I am a bioinformatics Ph.D. candidate at Penn State University, working with Anton Nekrutenko. My background is in biology, with a B.S. from Georgetown in the subject. But this website is the product of my computer science education at the bioinformatics master's program at Johns Hopkins University.
My GitHub profile is where you'll find all my public projects not hosted here. The repositories range from little, unpolished personal scripts to peer-reviewed genomics tools.
Current as of November 2014.
A tool I wrote in my research at Penn State. Du Novo is a tool for processing duplex sequencing data without a reference sequence, written in Python and C. It was published in Genome Biology: Stoler et al. 2016. You can find it in the Galaxy Toolshed here.
A tool I wrote to automatically "clean up" de novo assemblies, using information from the reference sequence. I wrote this when I was creating many small assemblies at Penn State, and I noticed many artifactual or overlapping contigs. It removes and merges them, respectively, and fixes other issues. I presented this work with a poster at Genome Informatics 2014 in Cambridge, UK.

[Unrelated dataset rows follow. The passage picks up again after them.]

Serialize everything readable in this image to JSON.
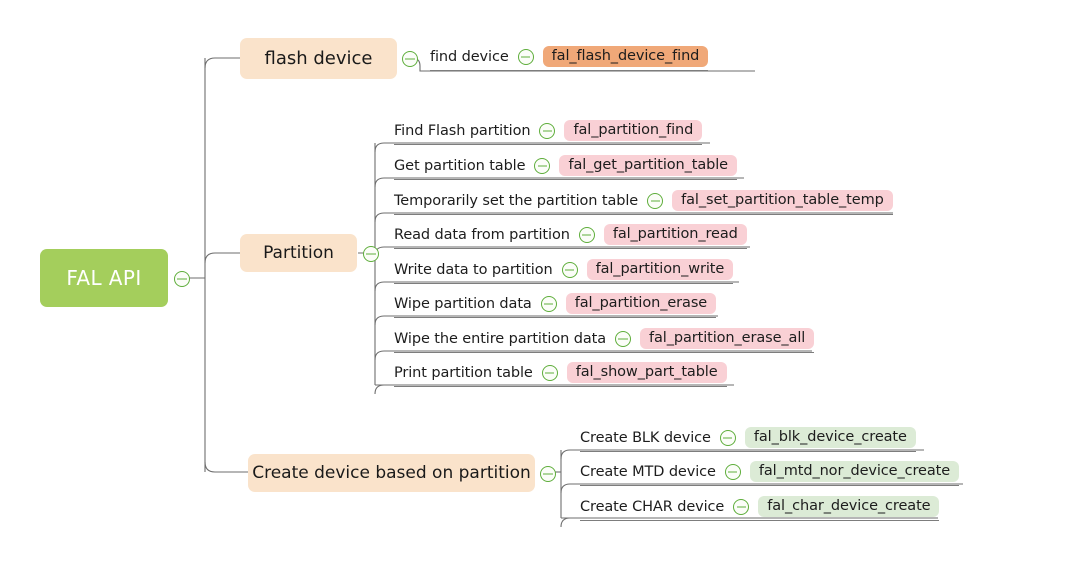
{
  "diagram": {
    "type": "mindmap",
    "root": {
      "label": "FAL API",
      "color": "#a4ce5c",
      "text_color": "#ffffff"
    },
    "branches": [
      {
        "label": "flash device",
        "color": "#fae3cb",
        "badge_color": "#f0a878",
        "children": [
          {
            "label": "find device",
            "api": "fal_flash_device_find"
          }
        ]
      },
      {
        "label": "Partition",
        "color": "#fae3cb",
        "badge_color": "#f9d0d5",
        "children": [
          {
            "label": "Find Flash partition",
            "api": "fal_partition_find"
          },
          {
            "label": "Get partition table",
            "api": "fal_get_partition_table"
          },
          {
            "label": "Temporarily set the partition table",
            "api": "fal_set_partition_table_temp"
          },
          {
            "label": "Read data from partition",
            "api": "fal_partition_read"
          },
          {
            "label": "Write data to partition",
            "api": "fal_partition_write"
          },
          {
            "label": "Wipe partition data",
            "api": "fal_partition_erase"
          },
          {
            "label": "Wipe the entire partition data",
            "api": "fal_partition_erase_all"
          },
          {
            "label": "Print partition table",
            "api": "fal_show_part_table"
          }
        ]
      },
      {
        "label": "Create device based on partition",
        "color": "#fae3cb",
        "badge_color": "#dcebd6",
        "children": [
          {
            "label": "Create BLK device",
            "api": "fal_blk_device_create"
          },
          {
            "label": "Create MTD device",
            "api": "fal_mtd_nor_device_create"
          },
          {
            "label": "Create CHAR device",
            "api": "fal_char_device_create"
          }
        ]
      }
    ],
    "toggle_icon": "collapse-minus-circle-icon",
    "connector_color": "#6e6e6e",
    "background": "#ffffff"
  }
}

Another research tool from Penn State. The Variant Annotator is part of a pipeline for discovering heteroplasmies in mitochondrial DNA. It filters sequence data, uncovering low frequency variants. Its Galaxy Toolshed repository is here. It is described in papers in BioTechniques and Genome Biology.

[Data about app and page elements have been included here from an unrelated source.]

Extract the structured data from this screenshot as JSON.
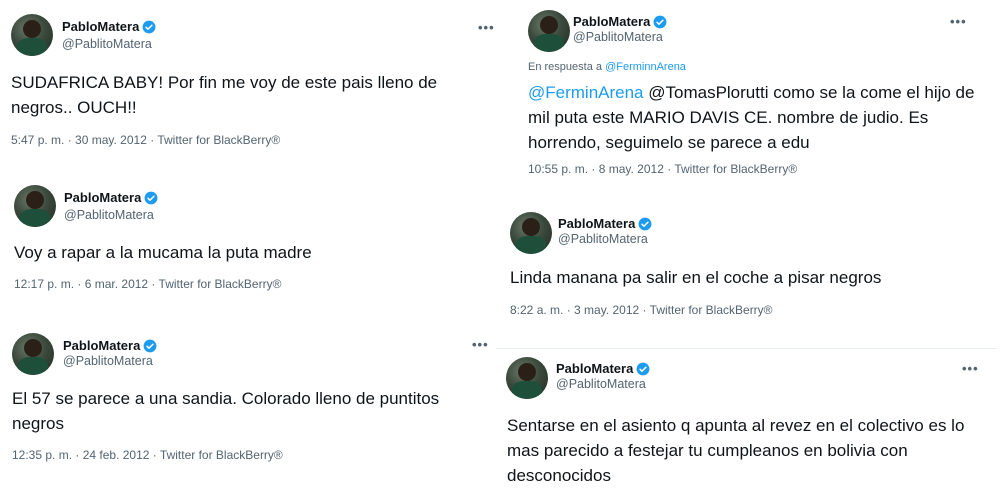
{
  "author": {
    "name": "PabloMatera",
    "handle": "@PablitoMatera"
  },
  "more_label": "•••",
  "tweets": {
    "t1": {
      "text": "SUDAFRICA BABY! Por fin me voy de este pais lleno de negros..   OUCH!!",
      "time": "5:47 p. m.",
      "date": "30 may. 2012",
      "source": "Twitter for BlackBerry®"
    },
    "t2": {
      "text": "Voy a rapar a la mucama la puta madre",
      "time": "12:17 p. m.",
      "date": "6 mar. 2012",
      "source": "Twitter for BlackBerry®"
    },
    "t3": {
      "text": "El 57 se parece a una sandia. Colorado lleno de puntitos negros",
      "time": "12:35 p. m.",
      "date": "24 feb. 2012",
      "source": "Twitter for BlackBerry®"
    },
    "t4": {
      "reply_prefix": "En respuesta a",
      "reply_to": "@FerminnArena",
      "mention": "@FerminArena",
      "text": " @TomasPlorutti como se la come el hijo de mil puta este MARIO DAVIS CE. nombre de judio. Es horrendo, seguimelo se parece a edu",
      "time": "10:55 p. m.",
      "date": "8 may. 2012",
      "source": "Twitter for BlackBerry®"
    },
    "t5": {
      "text": "Linda manana pa salir en el coche a pisar negros",
      "time": "8:22 a. m.",
      "date": "3 may. 2012",
      "source": "Twitter for BlackBerry®"
    },
    "t6": {
      "text": "Sentarse en el asiento q apunta al revez en el colectivo es lo mas parecido a festejar tu cumpleanos en bolivia con desconocidos"
    }
  }
}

I contributed an analysis of mitochondrial indels to a study our lab published in PNAS in 2014. We sequenced the mitochondrial genomes of 39 families to examine the dynamics of mitochondrial inheritance. I developed a method to identify indels, using de novo assembly to customize alignment targets and reduce artifacts.
A hackathon project from the Wikipedia Data Design Challenge 2017. Enter any Wikipedia username to see a graphic of their editing history every day for the past year. Yes, it's inspired by Github's commit activity graphic. Written with Python 3 and D3.js (thanks to Stephen Tung for the front end!).

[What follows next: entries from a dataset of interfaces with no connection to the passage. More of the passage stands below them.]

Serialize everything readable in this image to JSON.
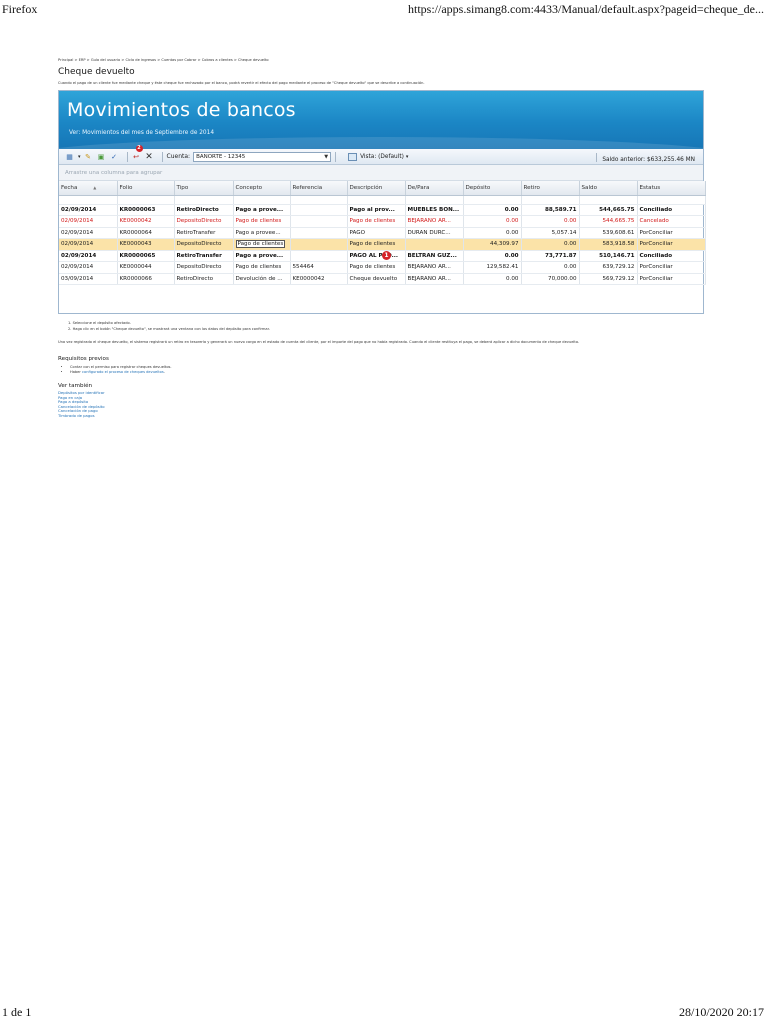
{
  "print_header": {
    "left": "Firefox",
    "right": "https://apps.simang8.com:4433/Manual/default.aspx?pageid=cheque_de..."
  },
  "print_footer": {
    "left": "1 de 1",
    "right": "28/10/2020 20:17"
  },
  "breadcrumb": "Principal > ERP > Guía del usuario > Ciclo de ingresos > Cuentas por Cobrar > Cobros a clientes > Cheque devuelto",
  "page_title": "Cheque devuelto",
  "intro": "Cuando el pago de un cliente fue mediante cheque y éste cheque fue rechazado por el banco, podrá revertir el efecto del pago mediante el proceso de \"Cheque devuelto\" que se describe a continuación.",
  "app": {
    "banner_title": "Movimientos de bancos",
    "banner_subtitle": "Ver: Movimientos del mes de Septiembre de 2014",
    "toolbar": {
      "cuenta_label": "Cuenta:",
      "cuenta_value": "BANORTE - 12345",
      "vista_label": "Vista: (Default)",
      "saldo_anterior": "Saldo anterior: $633,255.46 MN",
      "badge_number": "2"
    },
    "group_hint": "Arrastre una columna para agrupar",
    "columns": [
      "Fecha",
      "Folio",
      "Tipo",
      "Concepto",
      "Referencia",
      "Descripción",
      "De/Para",
      "Depósito",
      "Retiro",
      "Saldo",
      "Estatus"
    ],
    "rows": [
      {
        "style": "bold",
        "cells": [
          "02/09/2014",
          "KR0000063",
          "RetiroDirecto",
          "Pago a prove...",
          "",
          "Pago al prov...",
          "MUEBLES BON...",
          "0.00",
          "88,589.71",
          "544,665.75",
          "Conciliado"
        ]
      },
      {
        "style": "red",
        "cells": [
          "02/09/2014",
          "KE0000042",
          "DepositoDirecto",
          "Pago de clientes",
          "",
          "Pago de clientes",
          "BEJARANO AR...",
          "0.00",
          "0.00",
          "544,665.75",
          "Cancelado"
        ]
      },
      {
        "style": "",
        "cells": [
          "02/09/2014",
          "KR0000064",
          "RetiroTransfer",
          "Pago a provee...",
          "",
          "PAGO",
          "DURAN DURC...",
          "0.00",
          "5,057.14",
          "539,608.61",
          "PorConciliar"
        ]
      },
      {
        "style": "sel",
        "cells": [
          "02/09/2014",
          "KE0000043",
          "DepositoDirecto",
          "Pago de clientes",
          "",
          "Pago de clientes",
          "",
          "44,309.97",
          "0.00",
          "583,918.58",
          "PorConciliar"
        ]
      },
      {
        "style": "bold",
        "cells": [
          "02/09/2014",
          "KR0000065",
          "RetiroTransfer",
          "Pago a prove...",
          "",
          "PAGO AL PRO...",
          "BELTRAN GUZ...",
          "0.00",
          "73,771.87",
          "510,146.71",
          "Conciliado"
        ]
      },
      {
        "style": "",
        "cells": [
          "02/09/2014",
          "KE0000044",
          "DepositoDirecto",
          "Pago de clientes",
          "554464",
          "Pago de clientes",
          "BEJARANO AR...",
          "129,582.41",
          "0.00",
          "639,729.12",
          "PorConciliar"
        ]
      },
      {
        "style": "",
        "cells": [
          "03/09/2014",
          "KR0000066",
          "RetiroDirecto",
          "Devolución de ...",
          "KE0000042",
          "Cheque devuelto",
          "BEJARANO AR...",
          "0.00",
          "70,000.00",
          "569,729.12",
          "PorConciliar"
        ]
      }
    ],
    "marker_number": "1"
  },
  "steps": [
    "1. Seleccione el depósito afectado.",
    "2. Haga clic en el botón \"Cheque devuelto\", se mostrará una ventana con los datos del depósito para confirmar."
  ],
  "explanation": "Una vez registrado el cheque devuelto, el sistema registrará un retiro en tesorería y generará un nuevo cargo en el estado de cuenta del cliente, por el importe del pago que no había registrado. Cuando el cliente restituya el pago, se deberá aplicar a dicho documento de cheque devuelto.",
  "requisitos": {
    "title": "Requisitos previos",
    "items": [
      {
        "text": "Contar con el permiso para registrar cheques devueltos."
      },
      {
        "prefix": "Haber ",
        "link": "configurado el proceso de cheques devueltos",
        "suffix": "."
      }
    ]
  },
  "ver_tambien": {
    "title": "Ver también",
    "links": [
      "Depósitos por identificar",
      "Pago en caja",
      "Pago a depósito",
      "Cancelación de depósito",
      "Cancelación de pago",
      "Timbrado de pagos"
    ]
  },
  "colors": {
    "banner": "#1b86c5",
    "link": "#1f6fb5",
    "cancel_red": "#d11a1a",
    "selected_row": "#fbe3a8"
  }
}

A personal productivity web application which allows extremely quick and simple note-taking on user-created pages. Written in Python 3/Django. (Feel free to use it if you find it convenient. I sure do.)
The website traffic logging and monitoring system I wrote when I first made this site. Now written in Python 3/Django.
A project to produce a personalized graphic based on an individual's genome sequence. Written in Python, using the Python Imaging Library. Also in the Galaxy Toolshed (here).
It's come a long way since the shared hosting, Perl CGI days. It's now run on its own DigitalOcean VPS, served by Nginx, with a front end written with Bootstrap 3 and the back end in Python 3, running on Django. See the code here.